WHAT IS BEING ASKED:
Copy every line from the records that holds the word "detail".

Excerpts from an interface dataset:

========

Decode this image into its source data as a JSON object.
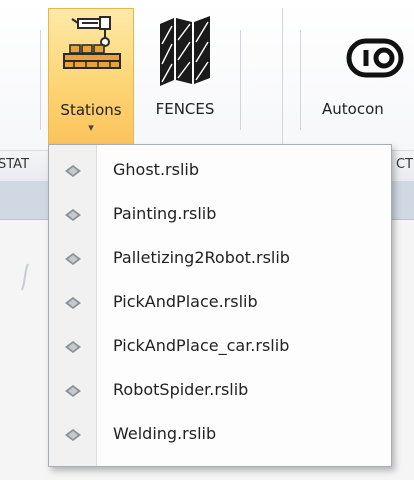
{
  "ribbon": {
    "stations_label": "Stations",
    "stations_caret": "▾",
    "fences_label": "FENCES",
    "auto_label": "Autocon",
    "icons": {
      "stations": "robot-station-icon",
      "fences": "fence-icon",
      "auto": "toggle-switch-icon"
    }
  },
  "groups": {
    "left_label": "STAT",
    "right_label": "CT"
  },
  "menu": {
    "item_icon": "library-file-icon",
    "items": [
      {
        "label": "Ghost.rslib"
      },
      {
        "label": "Painting.rslib"
      },
      {
        "label": "Palletizing2Robot.rslib"
      },
      {
        "label": "PickAndPlace.rslib"
      },
      {
        "label": "PickAndPlace_car.rslib"
      },
      {
        "label": "RobotSpider.rslib"
      },
      {
        "label": "Welding.rslib"
      }
    ]
  },
  "colors": {
    "highlight_top": "#fde9a8",
    "highlight_bottom": "#fbc35b",
    "menu_border": "#a8acb3",
    "icon_gray": "#8a8f94"
  }
}
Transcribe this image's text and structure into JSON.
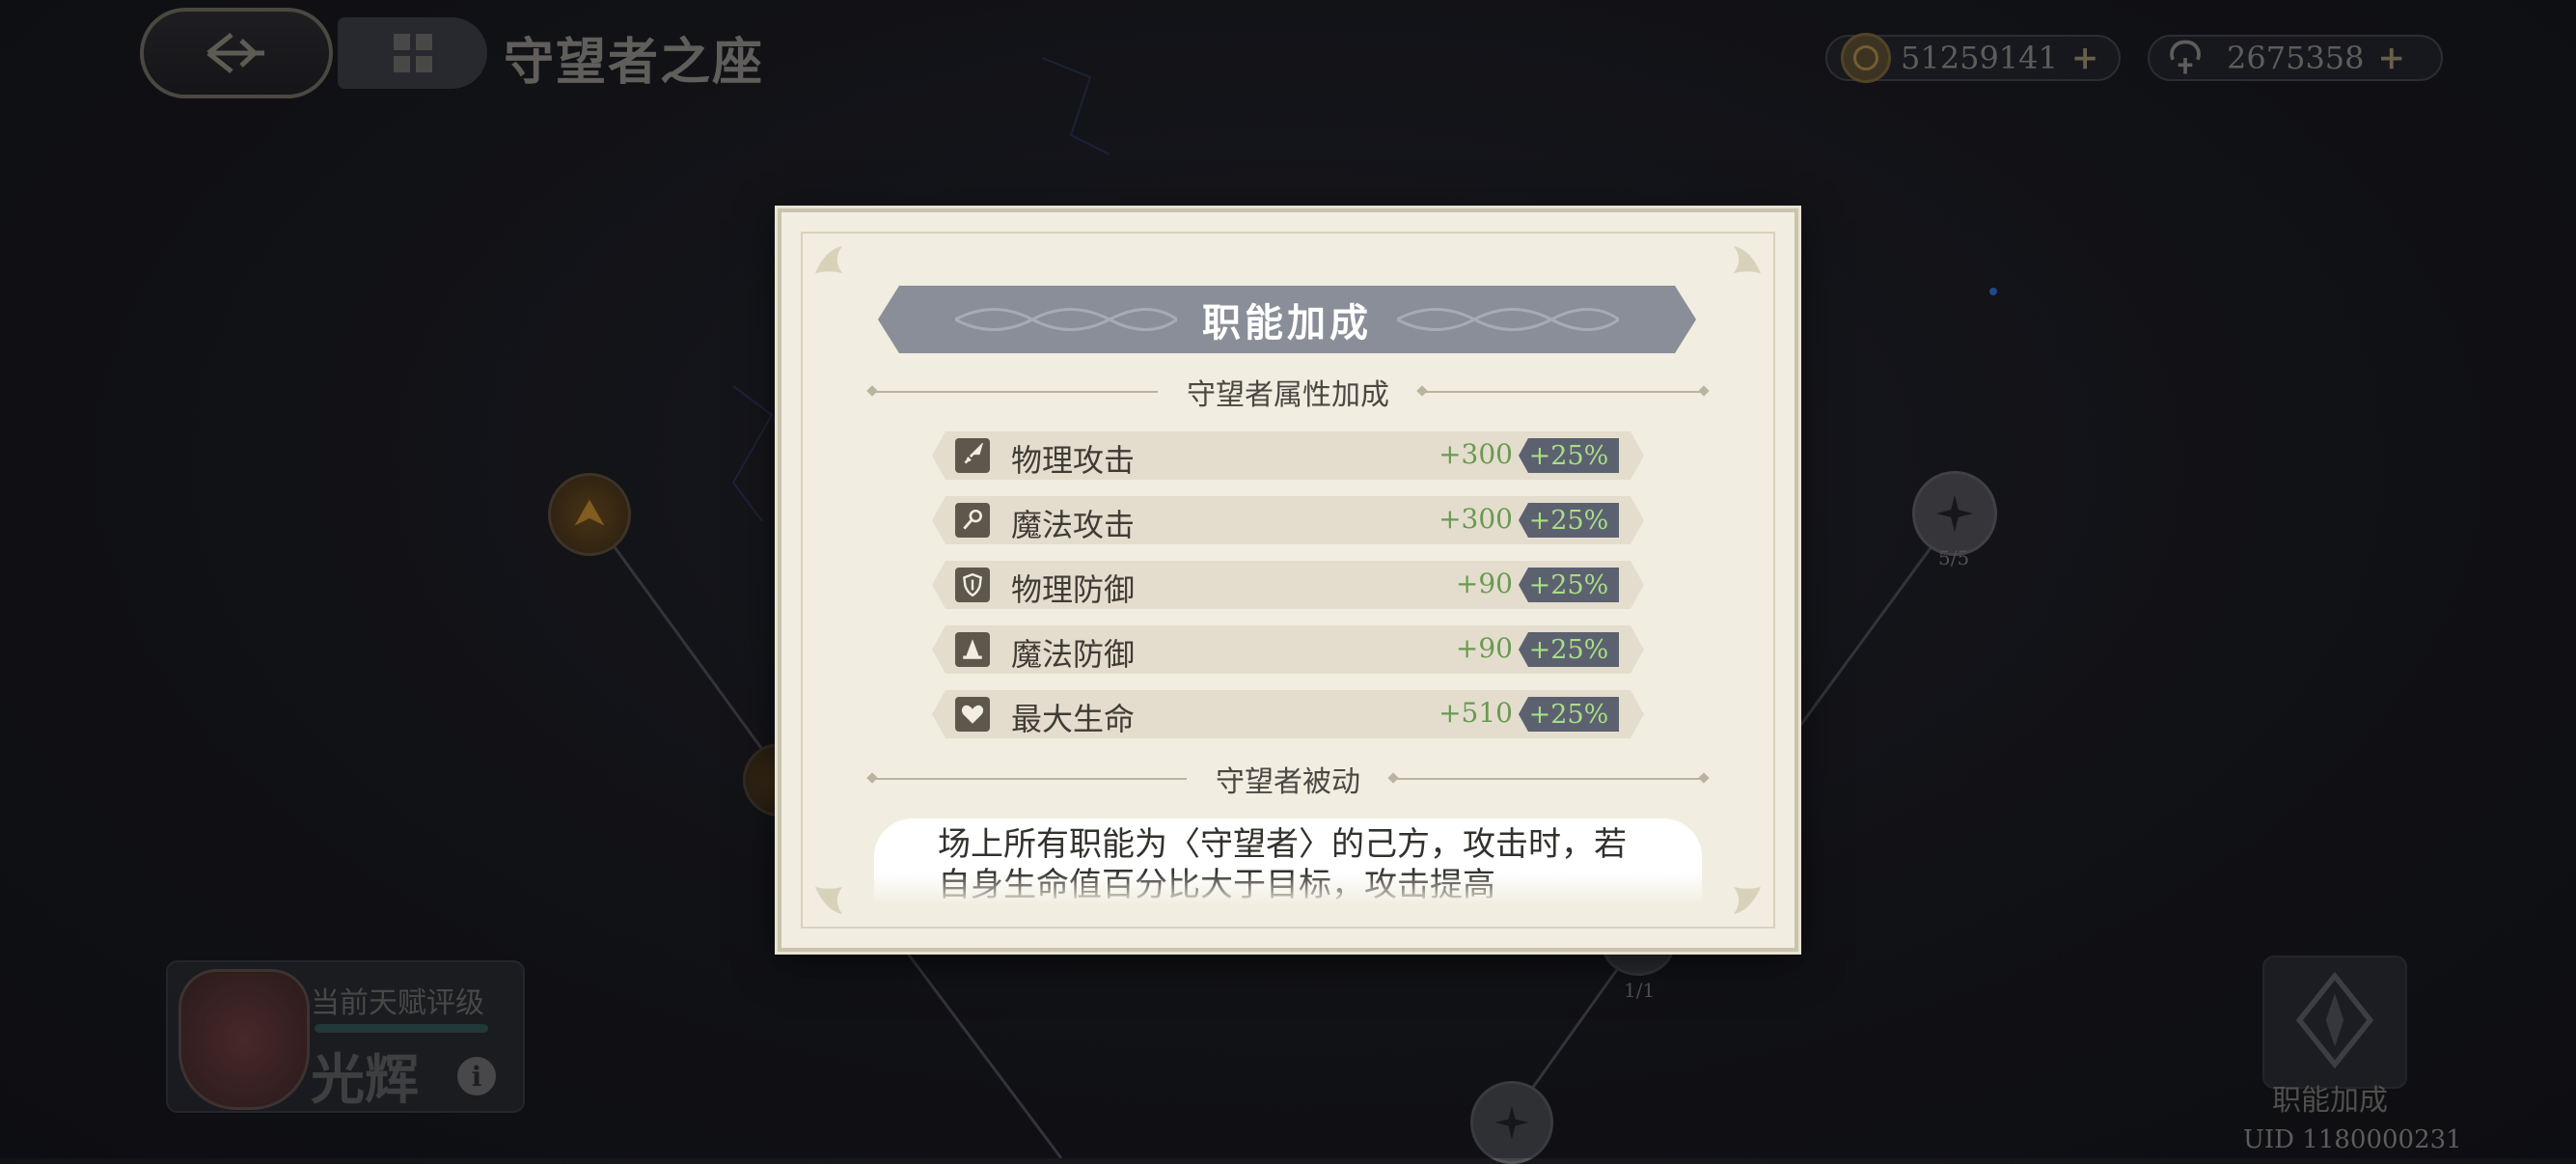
{
  "header": {
    "title": "守望者之座",
    "currencies": [
      {
        "icon": "coin-icon",
        "value": "51259141"
      },
      {
        "icon": "star-dust-icon",
        "value": "2675358"
      }
    ]
  },
  "tree": {
    "nodes": [
      {
        "label": ""
      },
      {
        "label": "5/5"
      },
      {
        "label": "1/1"
      },
      {
        "label": ""
      }
    ]
  },
  "rank": {
    "label": "当前天赋评级",
    "name": "光辉",
    "info": "i"
  },
  "bonus_button": {
    "label": "职能加成"
  },
  "uid": "UID 1180000231",
  "modal": {
    "title": "职能加成",
    "attr_section": "守望者属性加成",
    "stats": [
      {
        "icon": "sword-icon",
        "name": "物理攻击",
        "value": "+300",
        "pct": "+25%"
      },
      {
        "icon": "staff-icon",
        "name": "魔法攻击",
        "value": "+300",
        "pct": "+25%"
      },
      {
        "icon": "shield-icon",
        "name": "物理防御",
        "value": "+90",
        "pct": "+25%"
      },
      {
        "icon": "wizard-hat-icon",
        "name": "魔法防御",
        "value": "+90",
        "pct": "+25%"
      },
      {
        "icon": "heart-icon",
        "name": "最大生命",
        "value": "+510",
        "pct": "+25%"
      }
    ],
    "passive_section": "守望者被动",
    "passive_text": "场上所有职能为〈守望者〉的己方，攻击时，若自身生命值百分比大于目标，攻击提高"
  },
  "colors": {
    "accent_green": "#a8de86",
    "value_green": "#6a9a52",
    "banner": "#8a8e98",
    "modal_bg": "#f1ede0"
  }
}
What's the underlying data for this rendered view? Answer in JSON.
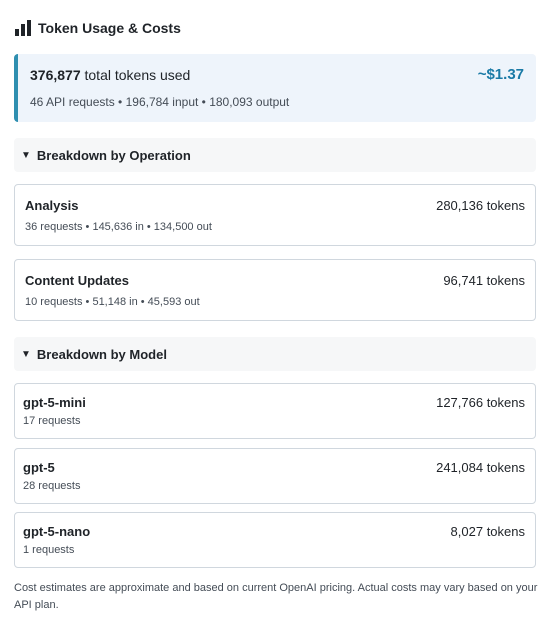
{
  "header": {
    "icon": "bar-chart-icon",
    "title": "Token Usage & Costs"
  },
  "summary": {
    "total_tokens": "376,877",
    "total_label": "total tokens used",
    "cost": "~$1.37",
    "detail": "46 API requests • 196,784 input • 180,093 output",
    "accent_color": "#2f8fb0"
  },
  "operations": {
    "caret": "▼",
    "title": "Breakdown by Operation",
    "items": [
      {
        "name": "Analysis",
        "tokens": "280,136 tokens",
        "detail": "36 requests • 145,636 in • 134,500 out"
      },
      {
        "name": "Content Updates",
        "tokens": "96,741 tokens",
        "detail": "10 requests • 51,148 in • 45,593 out"
      }
    ]
  },
  "models": {
    "caret": "▼",
    "title": "Breakdown by Model",
    "items": [
      {
        "name": "gpt-5-mini",
        "tokens": "127,766 tokens",
        "detail": "17 requests"
      },
      {
        "name": "gpt-5",
        "tokens": "241,084 tokens",
        "detail": "28 requests"
      },
      {
        "name": "gpt-5-nano",
        "tokens": "8,027 tokens",
        "detail": "1 requests"
      }
    ]
  },
  "footnote": "Cost estimates are approximate and based on current OpenAI pricing. Actual costs may vary based on your API plan."
}
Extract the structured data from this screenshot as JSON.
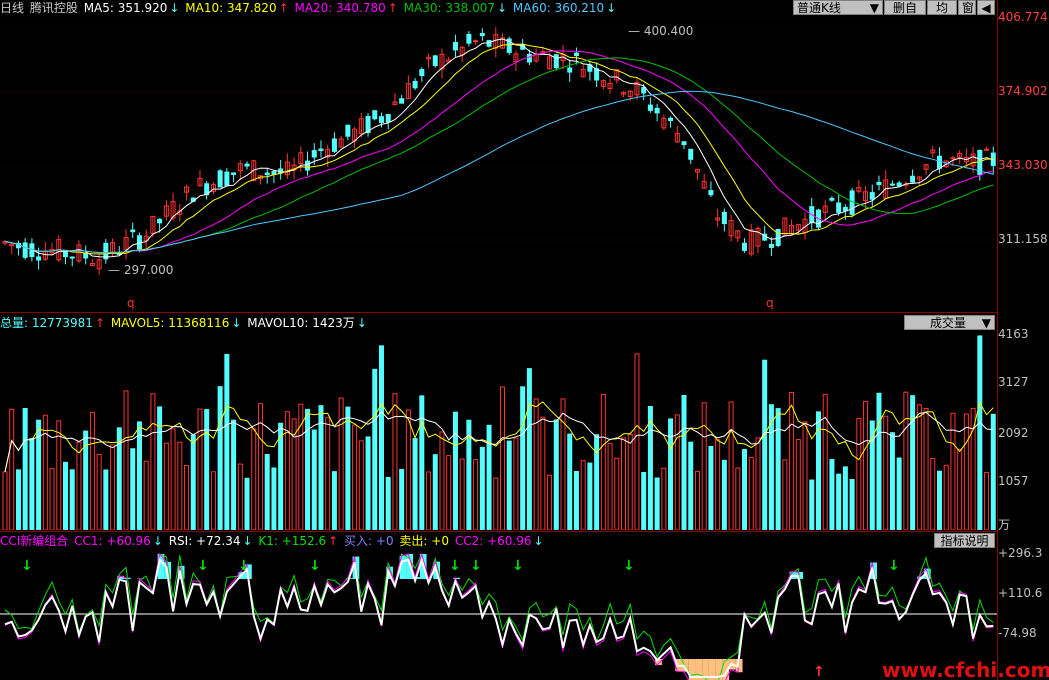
{
  "header": {
    "period": "日线",
    "stock_name": "腾讯控股",
    "ma5": "MA5: 351.920",
    "ma10": "MA10: 347.820",
    "ma20": "MA20: 340.780",
    "ma30": "MA30: 338.007",
    "ma60": "MA60: 360.210",
    "arrow_down": "↓",
    "arrow_up": "↑"
  },
  "toolbar": {
    "kline_select": "普通K线",
    "delete_watch": "删自选",
    "ma_lines": "均线",
    "window": "窗",
    "prev": "◀"
  },
  "price_axis": [
    "406.774",
    "374.902",
    "343.030",
    "311.158"
  ],
  "price_annotations": {
    "high": "400.400",
    "low": "297.000",
    "marker": "q"
  },
  "volume_header": {
    "total": "总量: 12773981",
    "mavol5": "MAVOL5: 11368116",
    "mavol10": "MAVOL10: 1423万",
    "select": "成交量"
  },
  "volume_axis": [
    "4163",
    "3127",
    "2092",
    "1057",
    "万"
  ],
  "indicator_header": {
    "name": "CCI新编组合",
    "cc1": "CC1: +60.96",
    "rsi": "RSI: +72.34",
    "k1": "K1: +152.6",
    "buy": "买入: +0",
    "sell": "卖出: +0",
    "cc2": "CC2: +60.96",
    "help_button": "指标说明"
  },
  "indicator_axis": [
    "+296.3",
    "+110.6",
    "-74.98"
  ],
  "watermark": "www.cfchi.com",
  "colors": {
    "up": "#ff3232",
    "down": "#54ffff",
    "ma5": "#ffffff",
    "ma10": "#ffff00",
    "ma20": "#ff00ff",
    "ma30": "#00c000",
    "ma60": "#4fc8ff",
    "axis": "#8a0000"
  }
}
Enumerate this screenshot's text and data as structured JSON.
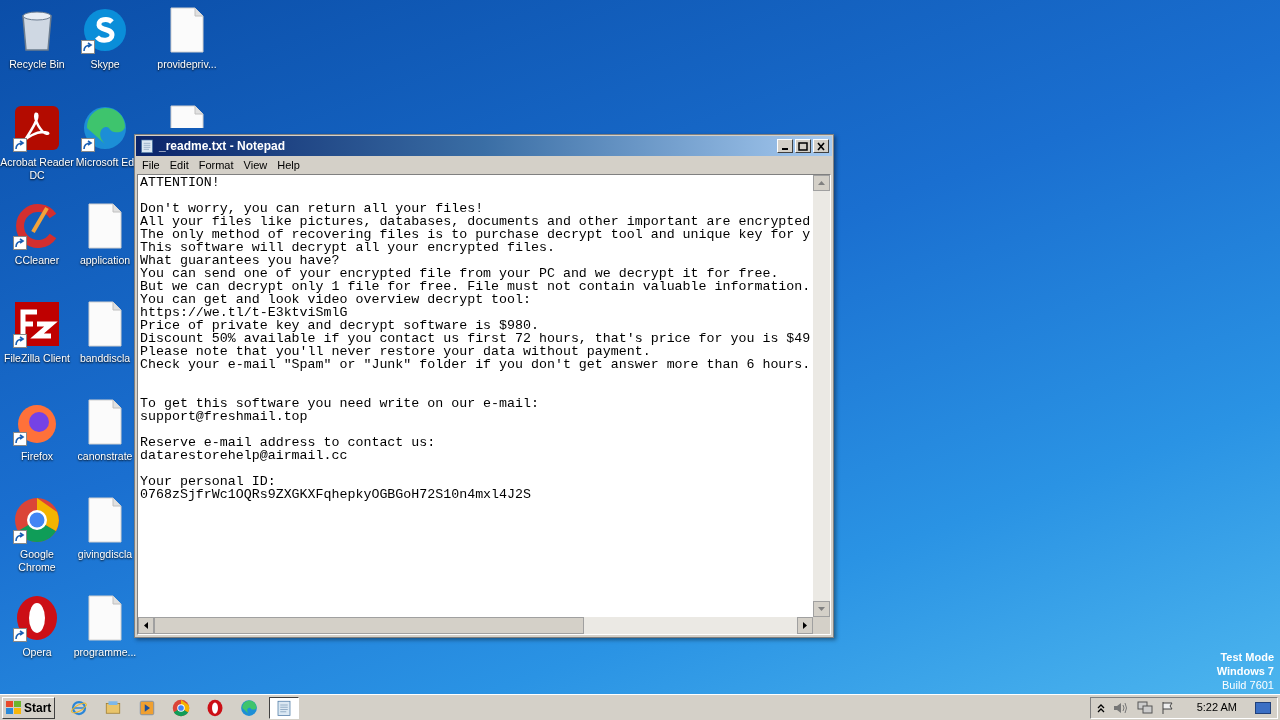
{
  "desktop_columns": [
    {
      "icons": [
        {
          "label": "Recycle Bin",
          "kind": "recycle",
          "shortcut": false
        },
        {
          "label": "Acrobat Reader DC",
          "kind": "acrobat",
          "shortcut": true
        },
        {
          "label": "CCleaner",
          "kind": "ccleaner",
          "shortcut": true
        },
        {
          "label": "FileZilla Client",
          "kind": "filezilla",
          "shortcut": true
        },
        {
          "label": "Firefox",
          "kind": "firefox",
          "shortcut": true
        },
        {
          "label": "Google Chrome",
          "kind": "chrome",
          "shortcut": true
        },
        {
          "label": "Opera",
          "kind": "opera",
          "shortcut": true
        }
      ]
    },
    {
      "icons": [
        {
          "label": "Skype",
          "kind": "skype",
          "shortcut": true
        },
        {
          "label": "Microsoft Ed",
          "kind": "edge",
          "shortcut": true
        },
        {
          "label": "application",
          "kind": "file",
          "shortcut": false
        },
        {
          "label": "banddiscla",
          "kind": "file",
          "shortcut": false
        },
        {
          "label": "canonstrate",
          "kind": "file",
          "shortcut": false
        },
        {
          "label": "givingdiscla",
          "kind": "file",
          "shortcut": false
        },
        {
          "label": "programme...",
          "kind": "file",
          "shortcut": false
        }
      ]
    },
    {
      "icons": [
        {
          "label": "providepriv...",
          "kind": "file",
          "shortcut": false
        },
        {
          "kind": "file",
          "shortcut": false
        }
      ]
    }
  ],
  "notepad": {
    "title": "_readme.txt - Notepad",
    "menu": [
      "File",
      "Edit",
      "Format",
      "View",
      "Help"
    ],
    "paragraphs": [
      {
        "kind": "first",
        "lines": [
          "ATTENTION!"
        ]
      },
      {
        "kind": "after_blank",
        "lines": [
          "Don't worry, you can return all your files!",
          "All your files like pictures, databases, documents and other important are encrypted",
          "The only method of recovering files is to purchase decrypt tool and unique key for y",
          "This software will decrypt all your encrypted files.",
          "What guarantees you have?",
          "You can send one of your encrypted file from your PC and we decrypt it for free.",
          "But we can decrypt only 1 file for free. File must not contain valuable information.",
          "You can get and look video overview decrypt tool:",
          "https://we.tl/t-E3ktviSmlG",
          "Price of private key and decrypt software is $980.",
          "Discount 50% available if you contact us first 72 hours, that's price for you is $49",
          "Please note that you'll never restore your data without payment.",
          "Check your e-mail \"Spam\" or \"Junk\" folder if you don't get answer more than 6 hours."
        ]
      },
      {
        "kind": "after_two_blanks",
        "lines": [
          "To get this software you need write on our e-mail:",
          "support@freshmail.top"
        ]
      },
      {
        "kind": "after_blank",
        "lines": [
          "Reserve e-mail address to contact us:",
          "datarestorehelp@airmail.cc"
        ]
      },
      {
        "kind": "after_blank",
        "lines": [
          "Your personal ID:",
          "0768zSjfrWc1OQRs9ZXGKXFqhepkyOGBGoH72S10n4mxl4J2S"
        ]
      }
    ]
  },
  "os_notice": [
    "Test Mode",
    "Windows 7",
    "Build 7601"
  ],
  "taskbar": {
    "start": "Start",
    "apps": [
      {
        "kind": "ie",
        "selected": false
      },
      {
        "kind": "explorer",
        "selected": false
      },
      {
        "kind": "media",
        "selected": false
      },
      {
        "kind": "chrome",
        "selected": false
      },
      {
        "kind": "opera",
        "selected": false
      },
      {
        "kind": "edge",
        "selected": false
      },
      {
        "kind": "notepad",
        "selected": true
      }
    ],
    "clock": "5:22 AM"
  }
}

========

WRITTEN REPLY:
    "detail": "46 API requests • 196,784 input • 180,093 output",
        "detail": "36 requests • 145,636 in • 134,500 out"
        "detail": "10 requests • 51,148 in • 45,593 out"
        "detail": "17 requests"
        "detail": "28 requests"
        "detail": "1 requests"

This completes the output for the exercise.